  10.  

    Packs are so user-specific though that you really need to just go test a bunch until you find what you want.

     

    So true. My plan was to narrow it down to three or four and exploit the REI/Backcountry "rental" program, sending the ones back that I disqualify.

     

    I have been using the 30L Lowe Alpine summit attack - a great pack for its intended purpose which is not touring!

     

    I want something with a wet room for skins and avi gear so I'm not stuffing my skins in the main compartment on top of my puffy at every transition. Also need a system that carries a board well - both together and split. A hydration system would also be nice.

     

    Just had a quick look at the BD revelation.
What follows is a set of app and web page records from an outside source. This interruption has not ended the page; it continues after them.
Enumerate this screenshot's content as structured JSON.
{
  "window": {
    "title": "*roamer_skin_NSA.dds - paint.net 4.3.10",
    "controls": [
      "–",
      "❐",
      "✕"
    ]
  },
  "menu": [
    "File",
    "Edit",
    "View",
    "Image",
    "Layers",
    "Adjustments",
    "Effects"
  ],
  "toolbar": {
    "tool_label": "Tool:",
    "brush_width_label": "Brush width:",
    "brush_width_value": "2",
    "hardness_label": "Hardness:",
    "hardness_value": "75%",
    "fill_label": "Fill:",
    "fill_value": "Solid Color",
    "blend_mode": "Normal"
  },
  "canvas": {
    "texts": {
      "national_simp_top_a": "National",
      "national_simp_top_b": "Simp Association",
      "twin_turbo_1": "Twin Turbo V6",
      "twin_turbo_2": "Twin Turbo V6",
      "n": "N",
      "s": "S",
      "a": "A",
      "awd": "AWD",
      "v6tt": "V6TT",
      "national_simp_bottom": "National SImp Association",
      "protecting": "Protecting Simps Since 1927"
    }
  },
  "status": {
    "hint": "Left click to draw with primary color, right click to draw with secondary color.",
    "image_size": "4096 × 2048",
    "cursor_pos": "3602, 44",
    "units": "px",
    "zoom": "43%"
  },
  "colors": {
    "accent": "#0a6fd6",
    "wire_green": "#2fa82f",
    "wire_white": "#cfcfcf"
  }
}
Seems to have all my desired features in a super clean design. Curious how well it would carry a board....


  11. I'm in the market for a touring specific pack - I've realized over the last couple of seasons that the pack I've been using is completely inappropriate for this application. I'm trying to avert buyer's remorse from a poorly thought out purchase and would appreciate thoughts/advice. Here are my stats:

     

    Looking for something around 30L

     

    I appreciate simplicity - not attracted to gimmicks and unnecessary features

     

    I ride a splitboard

     

    Now PLEASE bestow upon me your infinite wisdom CC folks!

    Thanks in advance

     

     

     

     


  12. My regular partner is off to Wyoming to send in the Tetons & Rockies and I'm in search of a replacement(s)!

    Looking for dependable climbing partners with good mountain sense and judgement to climb alpine, rock, ice, and mixed routes primarily in the North Cascades and occasionally in the Selkirks. I live in Spokane so a 509 resident would be ideal but not required.

    I have gear for nearly every type of climbing. I'm climbing 5.12b sport, 5.10a trad, AI/WI3, and have big lungs for long slogs.

    If anyone is interested let me know and we can do a shakedown climb in Leavenworth or WA Pass.

    Cheers!

     


  13. I've made several runs on my board with my Baruntse this season and it kinda sucks. Have also tried to ride in my Trangos and failed miserably. It will definitely get you off the mountain faster than walking but if you're looking to make quality turns I recommend cutting your board in half and installing a voile split kit.

×